Entries from a dataset of interfaces:
━━━━━━━━━━━━━━━━━━━━━━━━━━━━━━

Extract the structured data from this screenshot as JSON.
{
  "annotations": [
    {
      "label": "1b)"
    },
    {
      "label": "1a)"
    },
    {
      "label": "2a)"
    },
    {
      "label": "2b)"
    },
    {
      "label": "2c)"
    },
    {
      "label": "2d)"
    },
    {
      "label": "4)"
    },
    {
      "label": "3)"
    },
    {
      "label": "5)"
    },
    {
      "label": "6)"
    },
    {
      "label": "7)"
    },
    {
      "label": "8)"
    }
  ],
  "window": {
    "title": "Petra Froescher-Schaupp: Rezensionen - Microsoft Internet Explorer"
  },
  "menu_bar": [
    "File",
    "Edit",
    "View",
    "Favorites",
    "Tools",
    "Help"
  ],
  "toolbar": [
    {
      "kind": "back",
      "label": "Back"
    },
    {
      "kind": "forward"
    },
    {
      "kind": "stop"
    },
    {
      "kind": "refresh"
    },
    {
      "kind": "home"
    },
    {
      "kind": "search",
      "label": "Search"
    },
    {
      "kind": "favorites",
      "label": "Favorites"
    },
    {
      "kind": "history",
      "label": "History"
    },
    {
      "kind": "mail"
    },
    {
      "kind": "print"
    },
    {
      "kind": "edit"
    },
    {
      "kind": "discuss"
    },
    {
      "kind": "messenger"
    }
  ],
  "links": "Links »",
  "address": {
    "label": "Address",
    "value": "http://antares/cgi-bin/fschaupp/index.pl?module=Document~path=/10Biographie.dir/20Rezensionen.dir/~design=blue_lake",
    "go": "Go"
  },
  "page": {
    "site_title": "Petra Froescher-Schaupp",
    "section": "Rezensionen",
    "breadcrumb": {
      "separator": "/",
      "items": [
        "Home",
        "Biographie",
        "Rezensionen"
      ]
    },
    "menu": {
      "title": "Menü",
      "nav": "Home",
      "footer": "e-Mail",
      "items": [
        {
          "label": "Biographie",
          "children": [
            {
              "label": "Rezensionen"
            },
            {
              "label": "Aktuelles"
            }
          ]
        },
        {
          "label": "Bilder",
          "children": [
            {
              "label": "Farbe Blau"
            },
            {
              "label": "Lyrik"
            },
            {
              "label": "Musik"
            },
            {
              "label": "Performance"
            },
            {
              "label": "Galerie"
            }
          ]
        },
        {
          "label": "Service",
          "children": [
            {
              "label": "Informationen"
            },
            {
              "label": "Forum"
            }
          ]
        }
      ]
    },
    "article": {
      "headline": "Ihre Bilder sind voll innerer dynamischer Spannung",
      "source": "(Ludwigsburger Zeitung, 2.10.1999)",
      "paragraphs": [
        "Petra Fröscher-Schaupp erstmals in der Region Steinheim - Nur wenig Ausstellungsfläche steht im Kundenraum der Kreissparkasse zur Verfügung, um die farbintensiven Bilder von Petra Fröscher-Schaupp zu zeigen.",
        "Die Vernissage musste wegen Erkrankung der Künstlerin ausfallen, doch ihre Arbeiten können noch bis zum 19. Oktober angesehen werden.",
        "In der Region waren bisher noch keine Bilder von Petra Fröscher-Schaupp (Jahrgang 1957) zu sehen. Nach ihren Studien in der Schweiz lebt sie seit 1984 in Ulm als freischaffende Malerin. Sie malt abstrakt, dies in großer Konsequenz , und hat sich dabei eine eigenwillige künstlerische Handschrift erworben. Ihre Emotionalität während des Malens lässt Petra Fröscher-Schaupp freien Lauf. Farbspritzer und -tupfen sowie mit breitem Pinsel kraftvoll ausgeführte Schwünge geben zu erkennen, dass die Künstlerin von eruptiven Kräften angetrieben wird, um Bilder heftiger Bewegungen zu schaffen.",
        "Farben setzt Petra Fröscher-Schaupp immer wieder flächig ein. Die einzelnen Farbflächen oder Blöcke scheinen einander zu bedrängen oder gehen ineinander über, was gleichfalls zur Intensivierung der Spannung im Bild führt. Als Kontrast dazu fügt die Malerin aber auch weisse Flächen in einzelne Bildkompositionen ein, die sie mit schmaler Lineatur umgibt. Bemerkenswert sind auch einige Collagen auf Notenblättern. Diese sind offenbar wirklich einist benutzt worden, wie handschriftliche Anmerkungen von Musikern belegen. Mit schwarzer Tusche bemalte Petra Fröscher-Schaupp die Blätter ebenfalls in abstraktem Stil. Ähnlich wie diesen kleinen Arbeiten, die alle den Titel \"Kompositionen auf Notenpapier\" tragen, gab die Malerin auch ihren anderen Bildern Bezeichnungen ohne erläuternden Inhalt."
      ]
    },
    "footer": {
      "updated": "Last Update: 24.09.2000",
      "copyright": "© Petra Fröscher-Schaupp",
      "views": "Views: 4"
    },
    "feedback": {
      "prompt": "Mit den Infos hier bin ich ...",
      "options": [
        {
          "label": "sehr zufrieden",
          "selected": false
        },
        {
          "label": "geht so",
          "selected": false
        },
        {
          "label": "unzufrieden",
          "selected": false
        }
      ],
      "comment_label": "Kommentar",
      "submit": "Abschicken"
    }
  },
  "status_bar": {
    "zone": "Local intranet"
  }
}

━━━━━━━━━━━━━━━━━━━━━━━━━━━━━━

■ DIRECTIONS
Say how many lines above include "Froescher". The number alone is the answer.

■ ANSWER FOR THIS EXERCISE
2